“These death-inducing foods and practices, which they have proved to be, are not a joke, as the owner would like us to believe,” writes Physicians Committee director of nutrition education Susan Levin, M.S., R.D., in a letter to Las Vegas Department of Planning director Flinn Fagg. “Please suspend the license of this dangerous business’s efforts to capitalize on obesity, clogged arteries, and now serial casualties.”
The medically themed restaurant boasts “Flatliner Fries” cooked in lard, waitresses dressed as nurses, and a fake ambulance parked outside. Last year, a real ambulance was called to the establishment when a patron collapsed while eating a “Triple Bypass Burger.” In 2011, the diner’s official spokesperson Blair Rivers died at age 29. Because he weighed 575 pounds, he got to eat for free at the restaurant under its promotion offering free food to anyone over 350 pounds.

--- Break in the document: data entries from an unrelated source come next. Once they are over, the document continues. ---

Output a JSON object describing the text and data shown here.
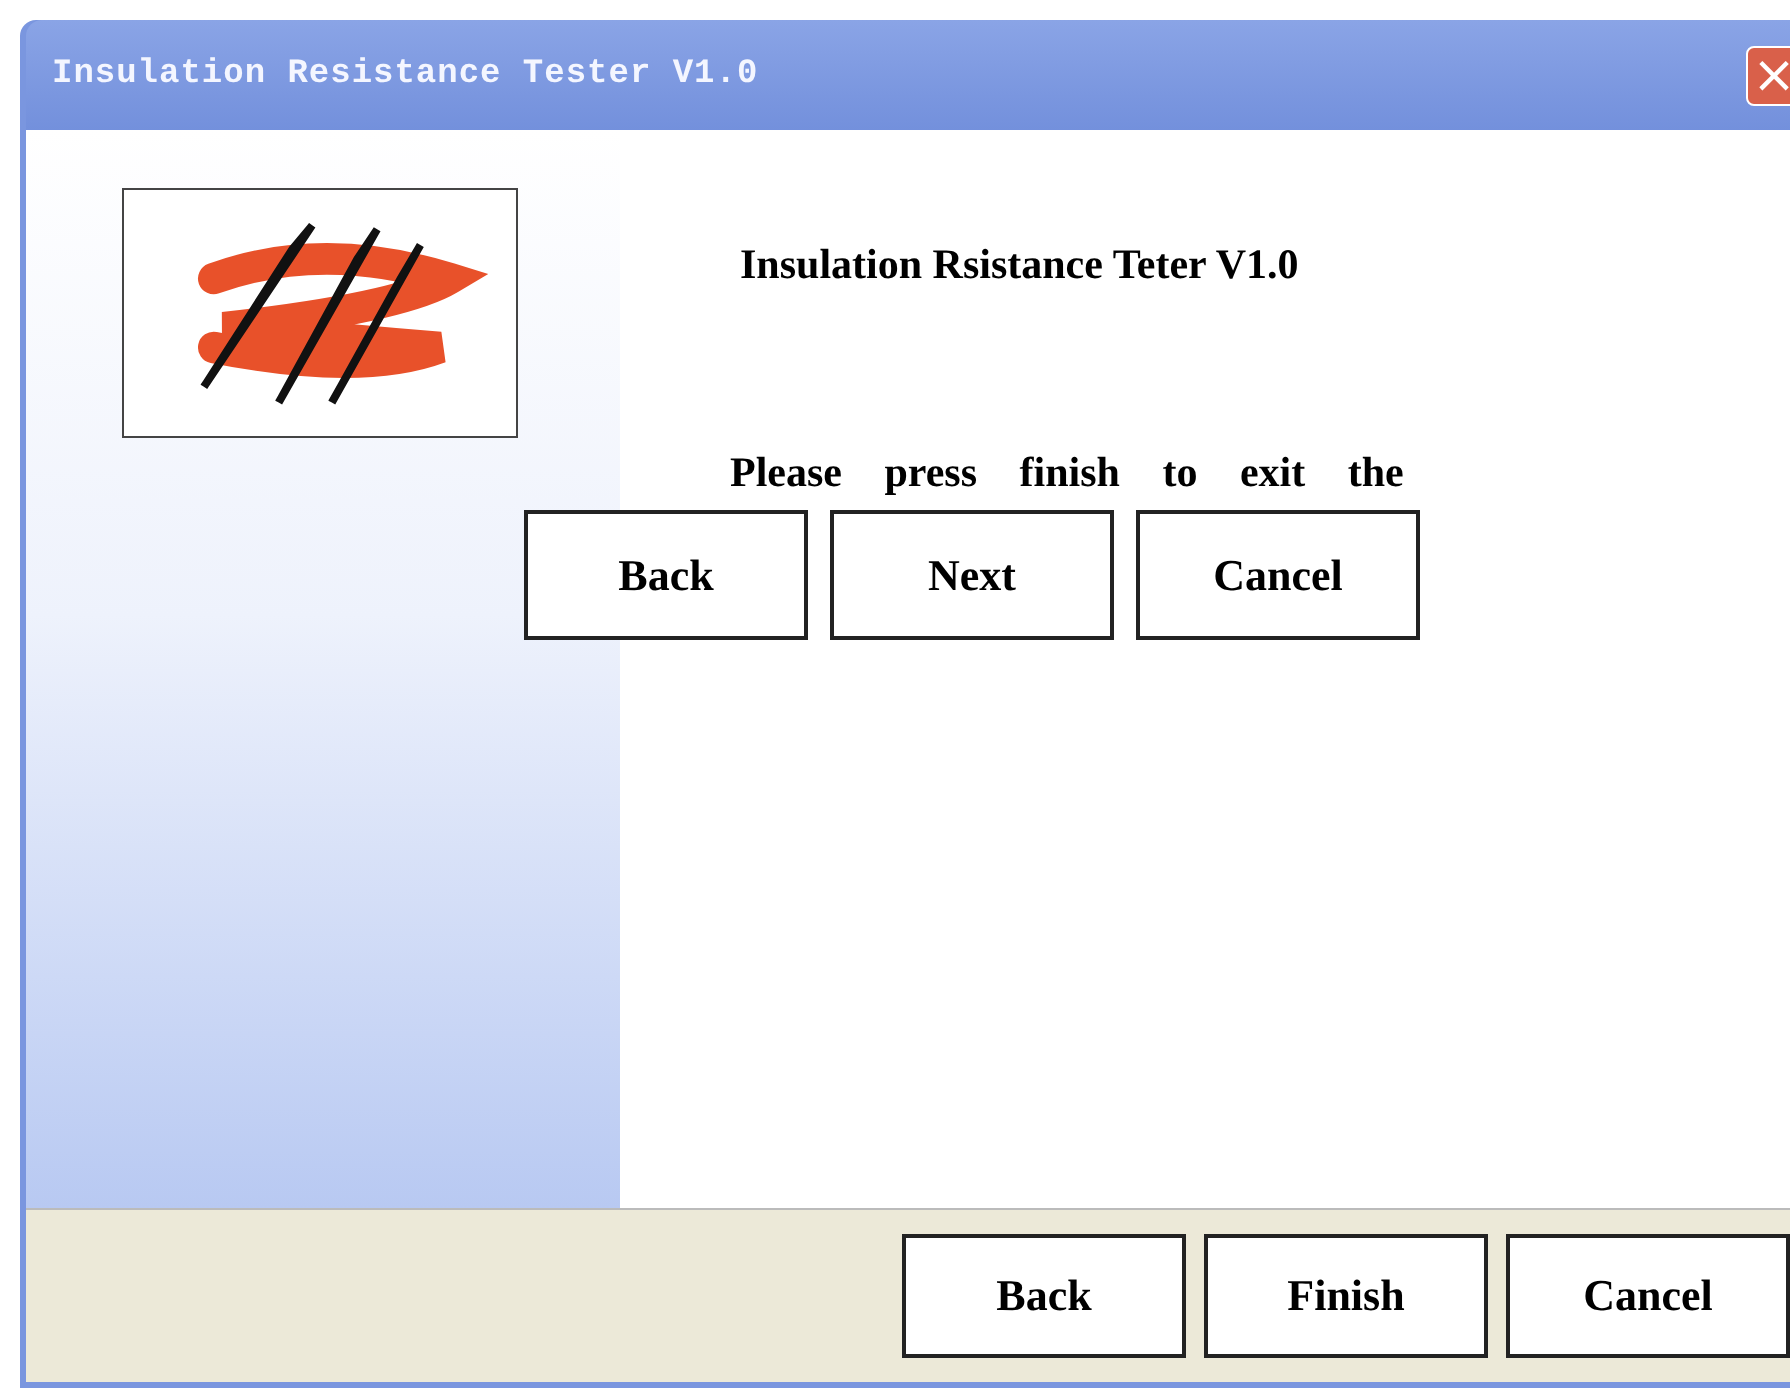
{
  "window": {
    "title": "Insulation Resistance Tester V1.0",
    "close": "×"
  },
  "heading": "Insulation Rsistance Teter V1.0",
  "message": "Please press finish to exit the",
  "inline_buttons": [
    "Back",
    "Next",
    "Cancel"
  ],
  "footer_buttons": [
    "Back",
    "Finish",
    "Cancel"
  ]
}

The average American now eats more than 200 pounds of meat and more than 30 pounds of cheese a year. Meat-heavy diets are strongly linked with obesity and heart disease. Two-thirds of the population is either overweight or obese. More than 80 million Americans have one or more forms of cardiovascular disease.
Extensive research finds that vegetarian and vegan diets can help prevent and even reverse heart disease and other chronic diseases. Vegetarian men weigh less and have less cardiovascular disease risk, compared with nonvegetarians, according to a 2011 study in Nutrition and Metabolism.
The Physicians Committee is urging the Las Vegas Department of Planning to work with the Heart Attack Grill to revamp its menu and name focusing on healthful vegan diner food prior to any further business activity.
Levin writes, “‘May I suggest such items as the ‘Better for You Burger’ or ‘Feeling Fit Baked Fries,’ all served with a clean conscience at the Longevity Grill?’”
For an interview with Ms. Levin, please contact Jeanne McVey at 202-527-7316 or firstname.lastname@example.org.
Founded in 1985, the Physicians Committee for Responsible Medicine is a nonprofit health organization that promotes preventive medicine, conducts clinical research, and encourages higher standards for ethics and effectiveness in research.